Ten life lessons from ‘Star Trek’


The original ‘Star Trek’ broke popular cultural ground in 1966, airing for three seasons on NBC. It was the creation of screen writer Gene Roddenberry. Diversity and equality permeated races, gender and species for the first time in television history. On ‘Star Trek,’ anything fantastical could happen and thank goodness, it did.

Green seductresses danced. Misshapen heads floated in space. Bald-headed prodigies ruled planets. A convincing argument could be made that the first Neopets were Dribbles, the small fuzzy alien pets on ‘Star Trek.’ There were other species curiosities, too many to name in a single article. Yet, the best aspect was the crew of the Starship USS Enterprise.

James Tiberius Kirk (William Shatner) in his captain chair with narrowed eyes, shouted out commands to his ship’s company. His dirty-blonde hair gelled into perfection. His theatrical make-up glistened under the bright studio lights. Little beads of sweat on his forehead could be seen. Captain James T. Kirk was beautiful.

Mr. Spock (Leonard Nimoy) was more than fascinating. His half-Vulcan pointy ears were reminiscent of elves from J.R.R. Tolkien’s novel, ‘Lord of The Rings.’ Spock didn’t need to speak. His facial expressions said it all. Nothing compared to The Vulcan Mind Meld and Death Grip. If only these futuristic martial arts techniques worked in real life.

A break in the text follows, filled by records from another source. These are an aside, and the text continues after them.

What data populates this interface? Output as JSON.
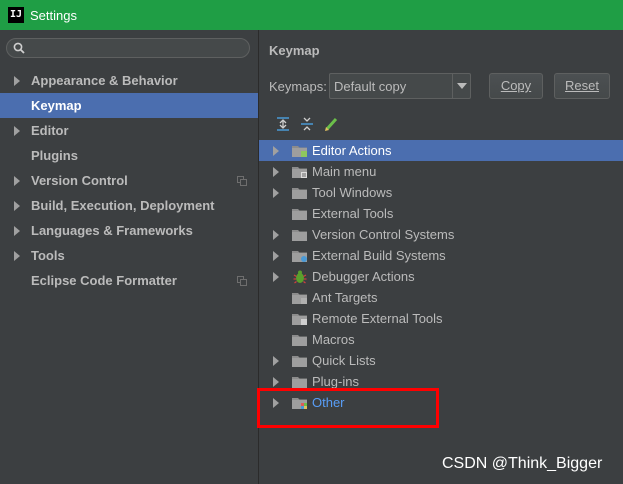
{
  "window": {
    "title": "Settings",
    "app_icon": "IJ"
  },
  "sidebar": {
    "search_placeholder": "",
    "items": [
      {
        "label": "Appearance & Behavior",
        "expandable": true,
        "selected": false
      },
      {
        "label": "Keymap",
        "expandable": false,
        "selected": true
      },
      {
        "label": "Editor",
        "expandable": true,
        "selected": false
      },
      {
        "label": "Plugins",
        "expandable": false,
        "selected": false
      },
      {
        "label": "Version Control",
        "expandable": true,
        "selected": false,
        "project_icon": true
      },
      {
        "label": "Build, Execution, Deployment",
        "expandable": true,
        "selected": false
      },
      {
        "label": "Languages & Frameworks",
        "expandable": true,
        "selected": false
      },
      {
        "label": "Tools",
        "expandable": true,
        "selected": false
      },
      {
        "label": "Eclipse Code Formatter",
        "expandable": false,
        "selected": false,
        "project_icon": true
      }
    ]
  },
  "main": {
    "heading": "Keymap",
    "keymaps_label": "Keymaps:",
    "keymap_selected": "Default copy",
    "copy_button": "Copy",
    "reset_button": "Reset",
    "toolbar_icons": [
      "expand-all-icon",
      "collapse-all-icon",
      "edit-icon"
    ],
    "tree": [
      {
        "label": "Editor Actions",
        "expandable": true,
        "selected": true,
        "icon": "folder-editor-icon"
      },
      {
        "label": "Main menu",
        "expandable": true,
        "icon": "folder-menu-icon"
      },
      {
        "label": "Tool Windows",
        "expandable": true,
        "icon": "folder-icon"
      },
      {
        "label": "External Tools",
        "expandable": false,
        "icon": "folder-icon"
      },
      {
        "label": "Version Control Systems",
        "expandable": true,
        "icon": "folder-icon"
      },
      {
        "label": "External Build Systems",
        "expandable": true,
        "icon": "folder-build-icon"
      },
      {
        "label": "Debugger Actions",
        "expandable": true,
        "icon": "bug-icon"
      },
      {
        "label": "Ant Targets",
        "expandable": false,
        "icon": "folder-ant-icon"
      },
      {
        "label": "Remote External Tools",
        "expandable": false,
        "icon": "folder-remote-icon"
      },
      {
        "label": "Macros",
        "expandable": false,
        "icon": "folder-icon"
      },
      {
        "label": "Quick Lists",
        "expandable": true,
        "icon": "folder-icon"
      },
      {
        "label": "Plug-ins",
        "expandable": true,
        "icon": "folder-icon"
      },
      {
        "label": "Other",
        "expandable": true,
        "icon": "folder-other-icon",
        "link": true
      }
    ]
  },
  "watermark": "CSDN @Think_Bigger",
  "colors": {
    "titlebar": "#1f9e45",
    "selection": "#4b6eaf",
    "background": "#3c3f41",
    "link": "#589df6",
    "highlight": "#ff0000"
  }
}
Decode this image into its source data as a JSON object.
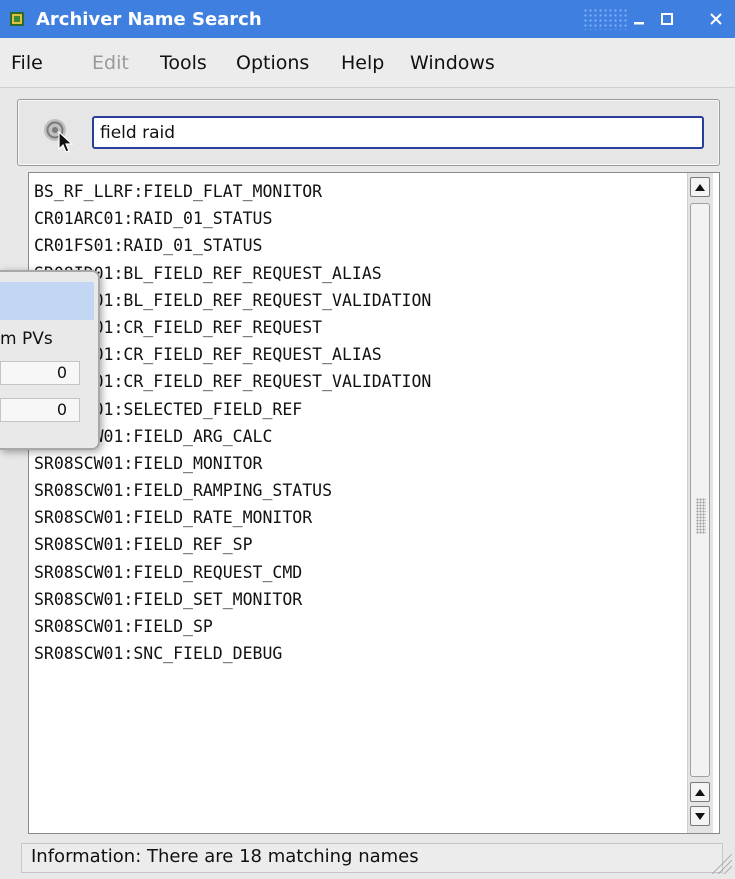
{
  "window": {
    "title": "Archiver Name Search"
  },
  "titlebar": {
    "minimize": "‗",
    "maximize": "□",
    "close": "✕"
  },
  "menu": {
    "items": [
      "File",
      "Edit",
      "Tools",
      "Options",
      "Help",
      "Windows"
    ],
    "disabled": [
      "Edit"
    ]
  },
  "search": {
    "value": "field raid",
    "placeholder": ""
  },
  "results": [
    "BS_RF_LLRF:FIELD_FLAT_MONITOR",
    "CR01ARC01:RAID_01_STATUS",
    "CR01FS01:RAID_01_STATUS",
    "SR08ID01:BL_FIELD_REF_REQUEST_ALIAS",
    "SR08ID01:BL_FIELD_REF_REQUEST_VALIDATION",
    "SR08ID01:CR_FIELD_REF_REQUEST",
    "SR08ID01:CR_FIELD_REF_REQUEST_ALIAS",
    "SR08ID01:CR_FIELD_REF_REQUEST_VALIDATION",
    "SR08ID01:SELECTED_FIELD_REF",
    "SR08SCW01:FIELD_ARG_CALC",
    "SR08SCW01:FIELD_MONITOR",
    "SR08SCW01:FIELD_RAMPING_STATUS",
    "SR08SCW01:FIELD_RATE_MONITOR",
    "SR08SCW01:FIELD_REF_SP",
    "SR08SCW01:FIELD_REQUEST_CMD",
    "SR08SCW01:FIELD_SET_MONITOR",
    "SR08SCW01:FIELD_SP",
    "SR08SCW01:SNC_FIELD_DEBUG"
  ],
  "status": {
    "text": "Information: There are 18 matching names"
  },
  "overlay": {
    "label": "m PVs",
    "field1": "0",
    "field2": "0"
  },
  "colors": {
    "titlebar": "#3f7fe0",
    "input_border": "#2a3f9c",
    "overlay_header": "#c3d7f5"
  }
}
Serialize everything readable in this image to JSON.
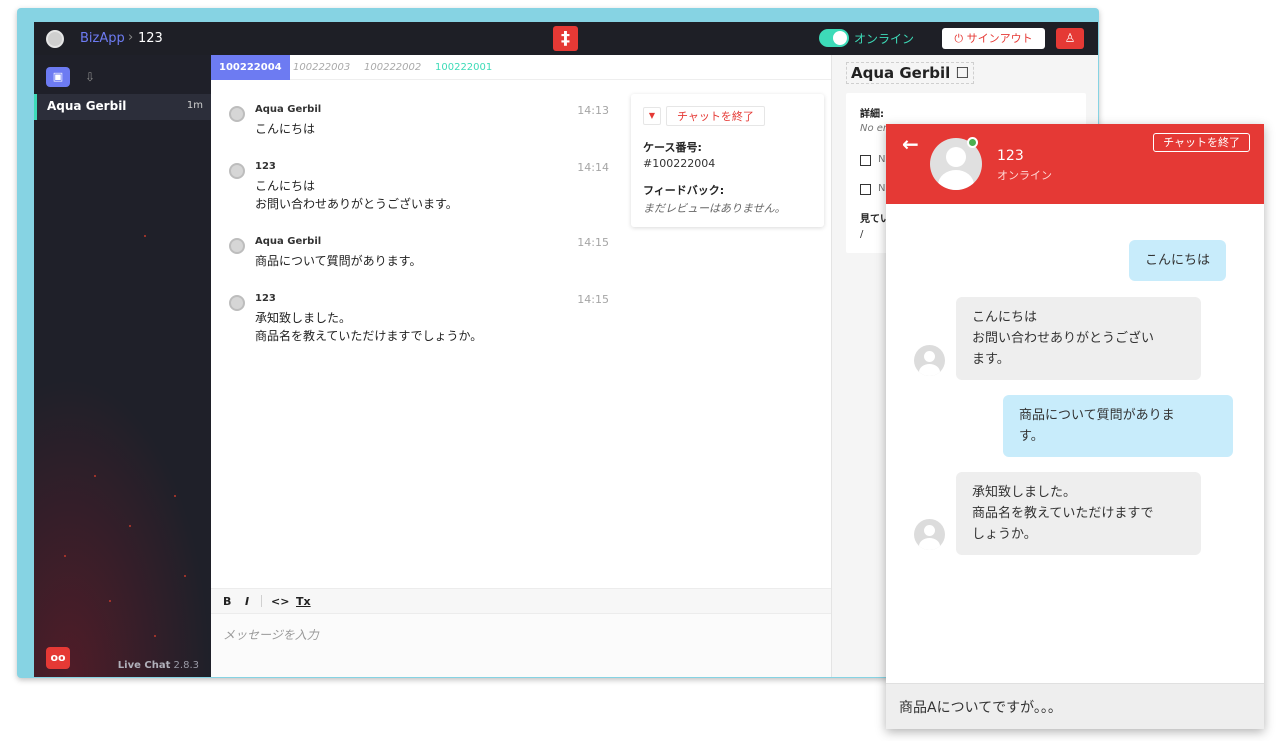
{
  "topbar": {
    "app_name": "BizApp",
    "separator": "›",
    "current": "123",
    "status_label": "オンライン",
    "signout_label": "サインアウト"
  },
  "sidebar": {
    "contact": {
      "name": "Aqua Gerbil",
      "time": "1m"
    },
    "footer_app": "Live Chat",
    "footer_version": "2.8.3"
  },
  "tabs": [
    {
      "label": "100222004",
      "state": "active"
    },
    {
      "label": "100222003",
      "state": "closed"
    },
    {
      "label": "100222002",
      "state": "closed"
    },
    {
      "label": "100222001",
      "state": "open"
    }
  ],
  "messages": [
    {
      "sender": "Aqua Gerbil",
      "time": "14:13",
      "text": "こんにちは"
    },
    {
      "sender": "123",
      "time": "14:14",
      "text": "こんにちは\nお問い合わせありがとうございます。"
    },
    {
      "sender": "Aqua Gerbil",
      "time": "14:15",
      "text": "商品について質問があります。"
    },
    {
      "sender": "123",
      "time": "14:15",
      "text": "承知致しました。\n商品名を教えていただけますでしょうか。"
    }
  ],
  "case_card": {
    "end_label": "チャットを終了",
    "case_number_label": "ケース番号:",
    "case_number": "#100222004",
    "feedback_label": "フィードバック:",
    "feedback_value": "まだレビューはありません。"
  },
  "composer": {
    "bold": "B",
    "italic": "I",
    "code": "<>",
    "clear": "Tx",
    "placeholder": "メッセージを入力"
  },
  "details": {
    "title": "Aqua Gerbil ☐",
    "details_label": "詳細:",
    "email_partial": "No em",
    "check1_partial": "N",
    "check2_partial": "N",
    "viewing_label": "見てい",
    "viewing_value": "/"
  },
  "widget": {
    "back": "←",
    "end_label": "チャットを終了",
    "agent_name": "123",
    "agent_status": "オンライン",
    "bubbles": [
      {
        "from": "me",
        "text": "こんにちは"
      },
      {
        "from": "them",
        "text": "こんにちは\nお問い合わせありがとうござい\nます。"
      },
      {
        "from": "me",
        "text": "商品について質問がありま\nす。"
      },
      {
        "from": "them",
        "text": "承知致しました。\n商品名を教えていただけますで\nしょうか。"
      }
    ],
    "input_text": "商品Aについてですが。。。"
  },
  "colors": {
    "accent_red": "#e53935",
    "accent_teal": "#3ddbb8",
    "accent_indigo": "#6d7bf2",
    "sidebar_bg": "#1f2029"
  },
  "icons": [
    "user-avatar-icon",
    "chevron-right-icon",
    "cross-logo-icon",
    "power-icon",
    "user-icon",
    "chat-icon",
    "inbox-icon",
    "owl-logo-icon",
    "caret-down-icon",
    "back-arrow-icon",
    "checkbox-icon"
  ]
}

Doctor Leonard H. McCoy (DeForest Kelley) was ‘the’ doctor. Bones (his nickname) was angry, intense and usually came up short in battles of wits with Mr. Spock. This only made him angrier and more intense. Practicing medicine was hard work and the world better not forget he was a doctor, not a mechanic.

The uniqueness of the ‘Star Trek’ leading characters was not limited to the officers in command. The supporting cast members had substance as well. The only undesirable character was the new person at the beginning of an episode. Unfortunately, his or her appearance was brief and final.

Since the emergence of the original ‘Star Trek,’ movies and spinoffs have helped to ensure its place in television history as a cult classic. ‘Star Trek’ will not be forgotten any time soon. Neither will the life lessons which ‘Star Trek’ bequeathed generations of fans.

Ten Life Lessons from ‘Star Trek’

  1. Love comes in all colors, shapes, sizes and species.
  2. Highly intelligent people are not always the ones in charged.
  3. Have a backup plan or two, save the most dazzling plan for last.
  4. It’s okay to defy orders by incompetent leaders.
  5. Question authority.
  6. The good of the many outweighs the good of the few or one.
  7. Under no circumstance tell all you know.
  8. Intelligence is more powerful than strength.
  9. Protect those who rely on you, even at the expense of yourself.
  10. True friends are loyal to the end.

Live long and prosper.

C. C. J. Vann
C. C. J. Vann is a geek cultural freelance journalist based in Atlanta, Georgia. Her blog is at ccjvann.com.